I’m a wonderful teacher. I know, you don’t have to tell me. It’s not nice to brag. But truth above all, I always say. Here. Let me show you why I’m so good. We have a dog named Tessa. As far as I can tell, Tessa doesn’t have much feeling for music one way or [...]
Remembering Izzy

May 10, 2008

Remembering Izzy

Photo by Allen Cohen Every one of us has to die. We know that. We also know that sooner or later all of us will be forgotten. Even Einstein. Even Beethoven. Nevertheless, we humans doggedly strive for meaning in our lives and harbor the secret (or not so secret) wish to accomplish something of sufficient [...]
A Noteworthy Day

March 2, 2008

A Noteworthy Day

I heard a great deal of music yesterday. Let me rephrase that. Yesterday, I heard a multitude of sounds—some longer, some shorter, higher or lower, louder or softer—as I made my way through my waking hours. The sounds appeared sometimes as individual tones and sometimes in groups of two and three. They often repeated themselves [...]
Solo Bow

February 2, 2008

Solo Bow

The Guarneri String Quartet played a concert in Wisconsin several years ago. Why do I remember that this particular concert was in Wisconsin? Probably because Wisconsin is a cheese-making state and a delicious selection of cheese was set out at the after-concert party. It’s funny what details remain vibrant in one’s mind, especially in light [...]
In the Key of Strawberry

January 1, 2008

In the Key of Strawberry

An unexpected thought interrupted the sentence I was reading in the morning newspaper, followed by several other thoughts in quick succession. I had just remembered last night’s dream: My wife, Dorothea, and I were riding on a bus in a foreign country. Through the window we espied an open-air flea market with an array of [...]
Hiroshi Iizuka

December 1, 2007

Cousin Sam
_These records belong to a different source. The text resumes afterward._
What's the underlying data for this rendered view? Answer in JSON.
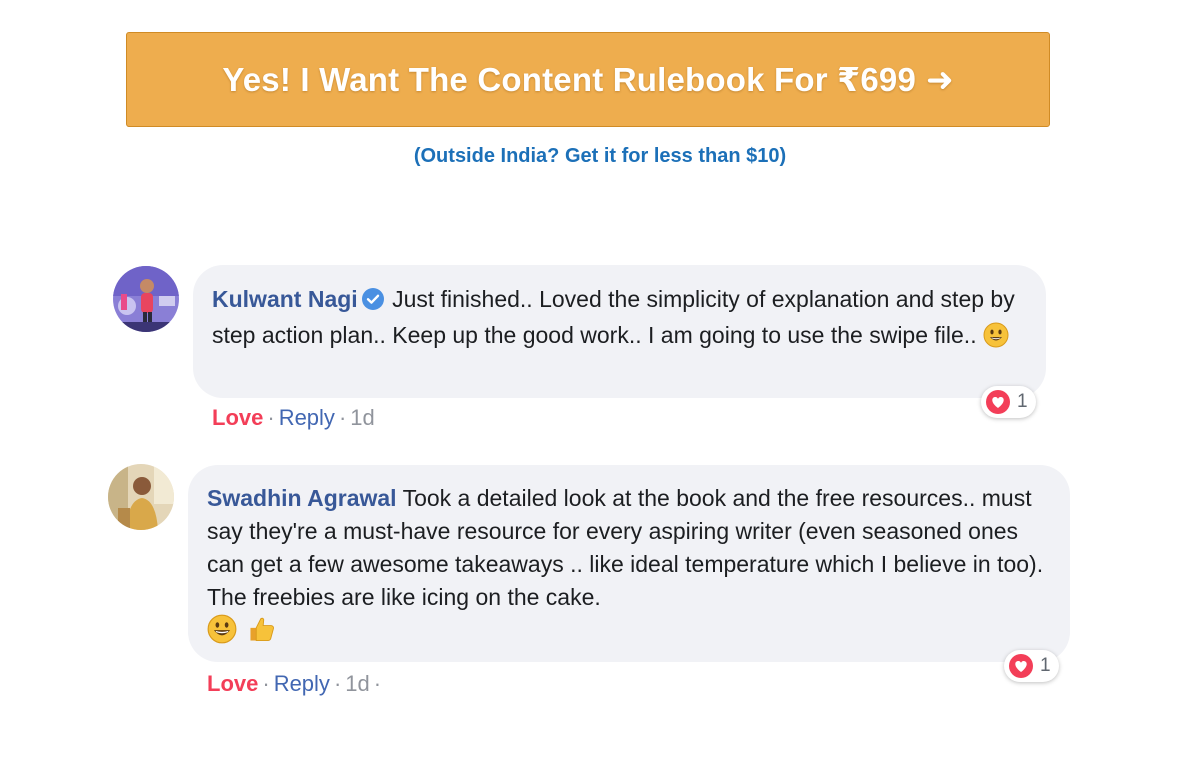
{
  "cta": {
    "label": "Yes! I Want The Content Rulebook For ₹699",
    "arrow": "➜",
    "color": "#eead4e"
  },
  "outside_link": "(Outside India? Get it for less than $10)",
  "comments": [
    {
      "name": "Kulwant Nagi",
      "verified": true,
      "text": "Just finished.. Loved the simplicity of explanation and step by step action plan.. Keep up the good work.. I am going to use the swipe file..",
      "emojis": [
        "smiley-emoji"
      ],
      "reaction_label": "Love",
      "reply_label": "Reply",
      "separator": "·",
      "time": "1d",
      "trailing": "",
      "reaction_count": "1"
    },
    {
      "name": "Swadhin Agrawal",
      "verified": false,
      "text": "Took a detailed look at the book and the free resources.. must say they're a must-have resource for every aspiring writer (even seasoned ones can get a few awesome takeaways .. like ideal temperature which I believe in too). The freebies are like icing on the cake.",
      "emojis": [
        "grinning-emoji",
        "thumbs-up-emoji"
      ],
      "reaction_label": "Love",
      "reply_label": "Reply",
      "separator": "·",
      "time": "1d",
      "trailing": "·",
      "reaction_count": "1"
    }
  ],
  "colors": {
    "name": "#385898",
    "love": "#f33e58",
    "reply": "#4267b2",
    "link": "#1c70b8",
    "bubble": "#f1f2f6"
  }
}
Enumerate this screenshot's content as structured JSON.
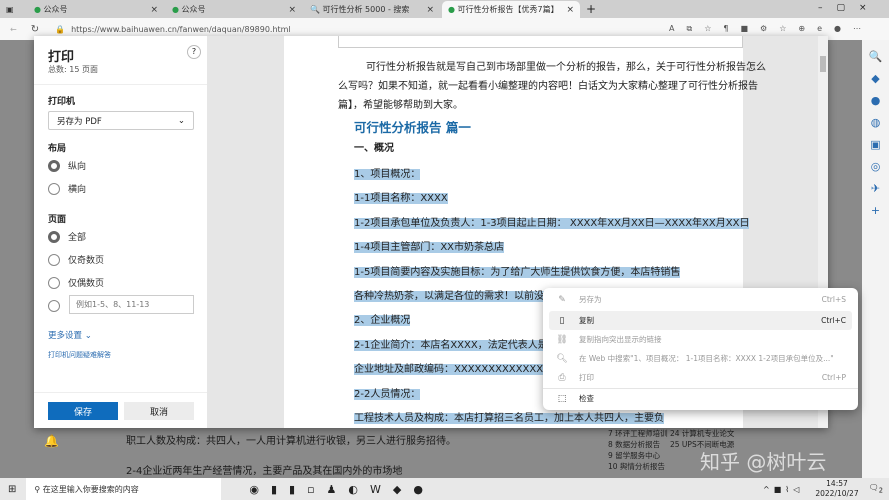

“How much time you giving me today, maestro?” This was more or less the way Sam began most of our phone conversations. Sam Schloss was my cousin, more specifically: my mother’s mother’s sister’s son. I would usually call him during a break in one of the open rehearsals the Guarneri String Quartet held during its [...]